This is what it is like on a clear day.


There is a score sheet by the door where they tally days they saw the summit.  Guess what.  Every day in May until today.  Oh well.

The people in the visitor center told us about an ancient cedar forest that was about a hundred miles further down the road.  Surprisingly this grove was found only in the last few years.  A rough trail has been developed by a local friends of the trees group.  We stopped and took a short hike through the grove.


This is the base of what they call The Big Tree


View up inside a ring of trees

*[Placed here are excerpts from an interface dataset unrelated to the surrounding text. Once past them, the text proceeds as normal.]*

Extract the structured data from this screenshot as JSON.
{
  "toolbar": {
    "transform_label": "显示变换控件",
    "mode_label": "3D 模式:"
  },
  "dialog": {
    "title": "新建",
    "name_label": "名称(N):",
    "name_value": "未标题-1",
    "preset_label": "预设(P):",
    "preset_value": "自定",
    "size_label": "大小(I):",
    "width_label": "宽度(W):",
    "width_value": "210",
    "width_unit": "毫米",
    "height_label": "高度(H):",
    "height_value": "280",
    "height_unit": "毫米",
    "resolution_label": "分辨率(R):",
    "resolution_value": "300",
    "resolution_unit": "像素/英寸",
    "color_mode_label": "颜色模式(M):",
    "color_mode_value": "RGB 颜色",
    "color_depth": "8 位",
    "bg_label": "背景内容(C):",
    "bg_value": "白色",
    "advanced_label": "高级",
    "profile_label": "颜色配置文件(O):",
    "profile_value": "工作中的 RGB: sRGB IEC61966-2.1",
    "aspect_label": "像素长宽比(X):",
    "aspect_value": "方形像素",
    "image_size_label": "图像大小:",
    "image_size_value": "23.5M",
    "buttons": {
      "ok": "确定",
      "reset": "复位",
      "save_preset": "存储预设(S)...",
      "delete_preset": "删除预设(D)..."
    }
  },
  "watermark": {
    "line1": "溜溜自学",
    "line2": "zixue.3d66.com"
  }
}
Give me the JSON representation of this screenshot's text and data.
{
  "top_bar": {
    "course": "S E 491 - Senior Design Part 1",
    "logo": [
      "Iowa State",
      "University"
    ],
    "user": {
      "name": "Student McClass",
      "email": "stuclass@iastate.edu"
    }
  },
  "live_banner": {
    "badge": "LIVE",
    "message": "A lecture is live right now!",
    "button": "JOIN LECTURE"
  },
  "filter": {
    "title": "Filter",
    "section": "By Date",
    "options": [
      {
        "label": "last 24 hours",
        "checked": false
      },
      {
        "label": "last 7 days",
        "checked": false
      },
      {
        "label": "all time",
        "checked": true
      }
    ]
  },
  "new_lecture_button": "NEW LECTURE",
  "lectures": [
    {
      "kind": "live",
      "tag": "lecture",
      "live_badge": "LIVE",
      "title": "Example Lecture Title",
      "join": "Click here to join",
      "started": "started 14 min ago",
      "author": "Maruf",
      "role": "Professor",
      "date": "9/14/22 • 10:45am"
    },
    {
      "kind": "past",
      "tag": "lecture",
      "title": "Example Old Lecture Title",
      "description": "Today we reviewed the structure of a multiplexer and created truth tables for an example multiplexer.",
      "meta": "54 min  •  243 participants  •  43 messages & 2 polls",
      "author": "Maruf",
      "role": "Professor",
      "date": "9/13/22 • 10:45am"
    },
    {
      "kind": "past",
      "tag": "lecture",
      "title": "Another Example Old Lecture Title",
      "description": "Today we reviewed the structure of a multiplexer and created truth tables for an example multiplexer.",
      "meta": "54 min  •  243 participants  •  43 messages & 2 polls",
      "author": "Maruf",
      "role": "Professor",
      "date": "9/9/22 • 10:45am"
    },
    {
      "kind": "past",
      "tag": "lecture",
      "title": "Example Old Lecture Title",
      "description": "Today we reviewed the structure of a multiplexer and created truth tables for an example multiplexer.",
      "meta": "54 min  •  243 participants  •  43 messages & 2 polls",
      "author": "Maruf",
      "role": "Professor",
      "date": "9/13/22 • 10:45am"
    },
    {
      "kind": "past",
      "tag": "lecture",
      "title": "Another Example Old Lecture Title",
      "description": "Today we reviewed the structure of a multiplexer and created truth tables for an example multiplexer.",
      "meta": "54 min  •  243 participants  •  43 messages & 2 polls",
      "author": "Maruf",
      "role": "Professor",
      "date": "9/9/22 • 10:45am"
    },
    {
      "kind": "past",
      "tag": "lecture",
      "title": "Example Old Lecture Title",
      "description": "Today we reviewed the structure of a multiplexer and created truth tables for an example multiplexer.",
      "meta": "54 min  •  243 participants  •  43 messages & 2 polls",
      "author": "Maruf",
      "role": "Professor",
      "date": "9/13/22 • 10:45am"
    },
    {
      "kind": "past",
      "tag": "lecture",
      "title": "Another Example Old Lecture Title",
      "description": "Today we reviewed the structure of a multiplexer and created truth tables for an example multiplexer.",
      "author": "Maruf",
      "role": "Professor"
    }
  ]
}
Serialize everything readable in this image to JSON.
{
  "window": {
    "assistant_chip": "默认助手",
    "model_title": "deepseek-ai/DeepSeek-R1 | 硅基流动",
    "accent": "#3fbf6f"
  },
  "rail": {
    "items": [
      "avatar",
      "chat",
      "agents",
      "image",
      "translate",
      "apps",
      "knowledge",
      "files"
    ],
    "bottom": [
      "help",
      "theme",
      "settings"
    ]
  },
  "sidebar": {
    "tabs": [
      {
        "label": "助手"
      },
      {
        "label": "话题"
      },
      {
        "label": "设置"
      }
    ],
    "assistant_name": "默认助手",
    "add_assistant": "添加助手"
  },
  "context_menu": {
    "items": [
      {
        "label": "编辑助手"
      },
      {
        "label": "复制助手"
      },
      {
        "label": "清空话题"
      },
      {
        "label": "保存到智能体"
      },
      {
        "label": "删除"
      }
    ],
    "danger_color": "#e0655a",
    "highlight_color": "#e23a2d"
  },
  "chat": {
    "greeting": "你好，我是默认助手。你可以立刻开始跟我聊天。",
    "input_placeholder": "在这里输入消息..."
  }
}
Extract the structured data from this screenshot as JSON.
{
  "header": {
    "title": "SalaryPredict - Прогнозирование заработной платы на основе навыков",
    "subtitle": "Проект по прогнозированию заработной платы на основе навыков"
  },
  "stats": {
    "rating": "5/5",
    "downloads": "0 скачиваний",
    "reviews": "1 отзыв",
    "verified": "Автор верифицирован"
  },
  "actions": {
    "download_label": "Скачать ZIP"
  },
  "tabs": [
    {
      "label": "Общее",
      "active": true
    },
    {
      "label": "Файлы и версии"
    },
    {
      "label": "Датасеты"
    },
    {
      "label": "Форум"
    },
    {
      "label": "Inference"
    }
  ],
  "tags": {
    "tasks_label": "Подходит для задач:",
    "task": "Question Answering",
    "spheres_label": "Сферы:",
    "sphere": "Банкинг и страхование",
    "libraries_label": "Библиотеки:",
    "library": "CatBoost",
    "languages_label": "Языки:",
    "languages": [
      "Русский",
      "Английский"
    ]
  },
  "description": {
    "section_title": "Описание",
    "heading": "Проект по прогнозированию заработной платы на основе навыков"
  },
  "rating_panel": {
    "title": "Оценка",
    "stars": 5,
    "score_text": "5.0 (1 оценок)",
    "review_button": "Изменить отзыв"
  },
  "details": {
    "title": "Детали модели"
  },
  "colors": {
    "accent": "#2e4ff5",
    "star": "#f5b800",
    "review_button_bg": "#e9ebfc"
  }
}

Another 50 miles and we reached Prince George.  Big town/city at the intersection of two major Canadian roads.  Found a really full service RV park.  It has everything.  Electric, water, sewer, cable free WIFI, laundry, free showers, and a few other amenities.  A chance to clean up and reconnect.  The town is large enough that it has a super Walmart AND a Costco.  Restock time.  Tomorrow we head to Dawson Creek and Mile “0” of the Alaska highway.

May 16, 2010

Icefields Parkway



We got an early start today as we had nearly 200 miles to cover with many potential stops for sightseeing.

The Icefields Parkway goes north along the Canadian Rockies from Lake Louise to Jasper.  It is pretty much nonstop view.  Mountain after mountain after mountain on both sides of the road with glaciers on or between most of them and lakes at their bases connected by rushing mountain rivers.


Much of the Canadian Rockies, of which the Icefields Parkway is just a small (200 mile long  :)  ) section is preserved and managed by a series of seven national parks, five of which border each other.  One of the parks is named Yoho National Park.  Yoho is a Cree Indian word that means WOW!  That pretty much describes everything we have seen for the last week.  WOW!

The rivers that flow along side the parkway often run through wide gravel valley floors.  Where the rivers flow through narrow spots in a valley things get interesting.  The rock here is very hard with veins of softer rock.  Instead of wearing down a broad canyon the rivers follow the thin veins and wear mostly the soft rock.  This results in very narrow, often very deep slot canyons some with very dramatic falls.  It is possible to have an impressive waterfall without a lot of water flowing in to it.  Not so here.  There is a lot of fast moving water moving and falling in a very narrow space.  The sound and power of these falls is amazing








Hard to show the power of this falls in a picture.  That water is dropping nearly 100 feet to the base (out of sight).






Another falls that is nearly 100 feet high.





At one of the falls we saw our second (live) black bear.


The other big event of our day was a ice bus trip onto the Athabasca Glacier.

About two thirds of the way up the Icefields Parkway the Columbia Icefield sits on top of the mountains to the west.  It is huge.  Larger than some states I think.



Model of Columbia Icefield.  The fingers radiating from it are glaciers.  The Athabasca Glacier is in the center of the of the lower edge.  There is a mountain top just to the right of Athabasca Glacer that is completely buried under the icefield.  It is unique in that drainage from its’ slopes flows into three different oceans.

From the Icefield visitor center you can take a tour onto the glacier in a very special vehicle.



Six wheel drive, five foot tires, top speed of 18 km/hr.  Geared to go down and up slopes of greater than 34% (we did it).  Each one costs $1.2 million.



Precursor to today’s ice bus.







The river of white in the center is Athabasca Glacier.

The wall of white at the top is the edge of the Columbia Icefield.





Athabasca Glacier in center of picture.  In the 1840’s the glacier extended down to where the green sign is in the foreground.





Our driver was very knowledgeable and gave a running educational dialog on our trip and down the glacier.  Quite interesting.   Riding and standing on a sheet of ice over 100 meters thick was novel.  We’ve now done it.  On to the next thing.